- Hollande says French EU membership will be key in 2017 race
- Polls show Marine Le Pen may lead first round of election
France’s 2017 presidential election may hinge on a debate about the European Union membership in the aftermath of the U.K. vote to leave the bloc, President Francois Hollande said after Britain’s David Cameron met with European leaders in Brussels.
“We can see that the presidential election will depend on the European issue, not just on the union’s priorities, but on the very presence, the very membership of France in the EU,” the Socialist president said at a press conference in Brussels. “The populists and extremists who call for their countries to leave the EU must now look at the consequences. And the people must know about it, not after they vote, but beforehand.”
With National Front leader Marine Le Pen leading the polls for the first round of the French presidential vote that is 10 months away, Hollande is weighing the consequences of the British departure for domestic politics. Le Pen has been vocal in her praise for the “courageous” choice of British voters and in calling for a French referendum within six months if elected. Polls show she would lose the presidential race in the second and final round in May 2017.
Le Pen wants to withdraw France from both the EU and the euro to put in place a policy of what she calls a “smart protectionism.”
About 45 percent of French voters favor their country’s continued membership in EU, while 33 percent say France should follow the British example and leave, according to a TNS Sofres poll published this week. Voters are about evenly divided on whether they want a referendum, the same poll of 1,000 voters showed.
Hollande, who has not said yet if he will seek a second mandate, has approval ratings that hover near record lows and lags behind opposition Republican candidates and Le Pen in presidential vote surveys. While jobs and economy have dominated the early stages of the French presidential campaign, Europe’s fate, immigration and border protection have taken an increasing share of the debate, especially as Le Pen and former President Nicolas Sarkozy seek to capitalize on the British decision.

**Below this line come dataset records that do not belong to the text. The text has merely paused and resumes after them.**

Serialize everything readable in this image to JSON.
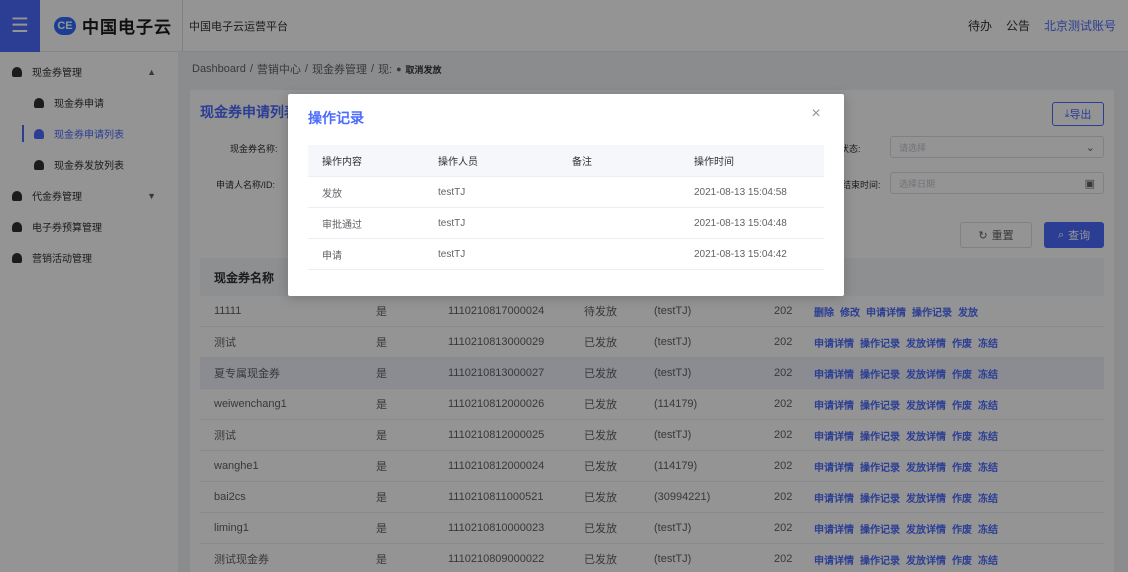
{
  "header": {
    "logo_mark": "CE",
    "logo_text": "中国电子云",
    "platform": "中国电子云运营平台",
    "todo": "待办",
    "notice": "公告",
    "account": "北京测试账号"
  },
  "sidebar": {
    "items": [
      {
        "label": "现金券管理",
        "caret": "▲"
      },
      {
        "label": "现金券申请"
      },
      {
        "label": "现金券申请列表"
      },
      {
        "label": "现金券发放列表"
      },
      {
        "label": "代金券管理",
        "caret": "▼"
      },
      {
        "label": "电子券预算管理"
      },
      {
        "label": "营销活动管理"
      }
    ]
  },
  "breadcrumb": {
    "items": [
      "Dashboard",
      "营销中心",
      "现金券管理",
      "现:"
    ],
    "sep": "/",
    "last": "取消发放"
  },
  "card": {
    "title": "现金券申请列表",
    "export": "导出"
  },
  "form": {
    "name_label": "现金券名称:",
    "applicant_label": "申请人名称/ID:",
    "status_label": "状态:",
    "status_placeholder": "请选择",
    "end_time_label": "结束时间:",
    "end_time_placeholder": "选择日期",
    "reset": "重置",
    "query": "查询"
  },
  "table": {
    "headers": [
      "现金券名称",
      "",
      "",
      "",
      "",
      "",
      ""
    ],
    "rows": [
      {
        "name": "11111",
        "flag": "是",
        "id": "1110210817000024",
        "status": "待发放",
        "applicant": "(testTJ)",
        "time": "202",
        "actions": [
          "删除",
          "修改",
          "申请详情",
          "操作记录",
          "发放"
        ]
      },
      {
        "name": "测试",
        "flag": "是",
        "id": "1110210813000029",
        "status": "已发放",
        "applicant": "(testTJ)",
        "time": "202",
        "actions": [
          "申请详情",
          "操作记录",
          "发放详情",
          "作废",
          "冻结"
        ]
      },
      {
        "name": "夏专属现金券",
        "flag": "是",
        "id": "1110210813000027",
        "status": "已发放",
        "applicant": "(testTJ)",
        "time": "202",
        "actions": [
          "申请详情",
          "操作记录",
          "发放详情",
          "作废",
          "冻结"
        ]
      },
      {
        "name": "weiwenchang1",
        "flag": "是",
        "id": "1110210812000026",
        "status": "已发放",
        "applicant": "(114179)",
        "time": "202",
        "actions": [
          "申请详情",
          "操作记录",
          "发放详情",
          "作废",
          "冻结"
        ]
      },
      {
        "name": "测试",
        "flag": "是",
        "id": "1110210812000025",
        "status": "已发放",
        "applicant": "(testTJ)",
        "time": "202",
        "actions": [
          "申请详情",
          "操作记录",
          "发放详情",
          "作废",
          "冻结"
        ]
      },
      {
        "name": "wanghe1",
        "flag": "是",
        "id": "1110210812000024",
        "status": "已发放",
        "applicant": "(114179)",
        "time": "202",
        "actions": [
          "申请详情",
          "操作记录",
          "发放详情",
          "作废",
          "冻结"
        ]
      },
      {
        "name": "bai2cs",
        "flag": "是",
        "id": "1110210811000521",
        "status": "已发放",
        "applicant": "(30994221)",
        "time": "202",
        "actions": [
          "申请详情",
          "操作记录",
          "发放详情",
          "作废",
          "冻结"
        ]
      },
      {
        "name": "liming1",
        "flag": "是",
        "id": "1110210810000023",
        "status": "已发放",
        "applicant": "(testTJ)",
        "time": "202",
        "actions": [
          "申请详情",
          "操作记录",
          "发放详情",
          "作废",
          "冻结"
        ]
      },
      {
        "name": "测试现金券",
        "flag": "是",
        "id": "1110210809000022",
        "status": "已发放",
        "applicant": "(testTJ)",
        "time": "202",
        "actions": [
          "申请详情",
          "操作记录",
          "发放详情",
          "作废",
          "冻结"
        ]
      }
    ]
  },
  "dialog": {
    "title": "操作记录",
    "close": "×",
    "headers": [
      "操作内容",
      "操作人员",
      "备注",
      "操作时间"
    ],
    "rows": [
      {
        "action": "发放",
        "operator": "testTJ",
        "note": "",
        "time": "2021-08-13 15:04:58"
      },
      {
        "action": "审批通过",
        "operator": "testTJ",
        "note": "",
        "time": "2021-08-13 15:04:48"
      },
      {
        "action": "申请",
        "operator": "testTJ",
        "note": "",
        "time": "2021-08-13 15:04:42"
      }
    ]
  },
  "colors": {
    "accent": "#4b6bff",
    "overlay": "rgba(0,0,0,0.42)"
  }
}
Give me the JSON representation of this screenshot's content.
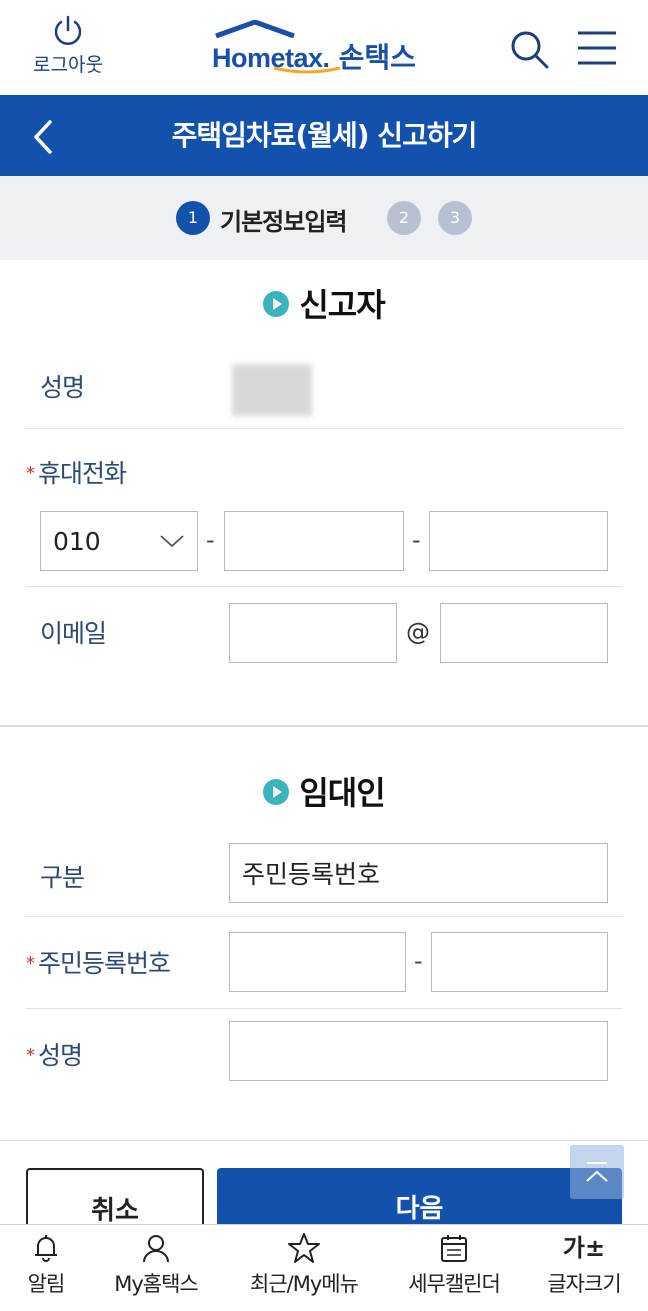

“We must prevent extremists parties from using this rage that people have in the country,” Hollande said. “We must prevent the populists from using this rage to break Europe.”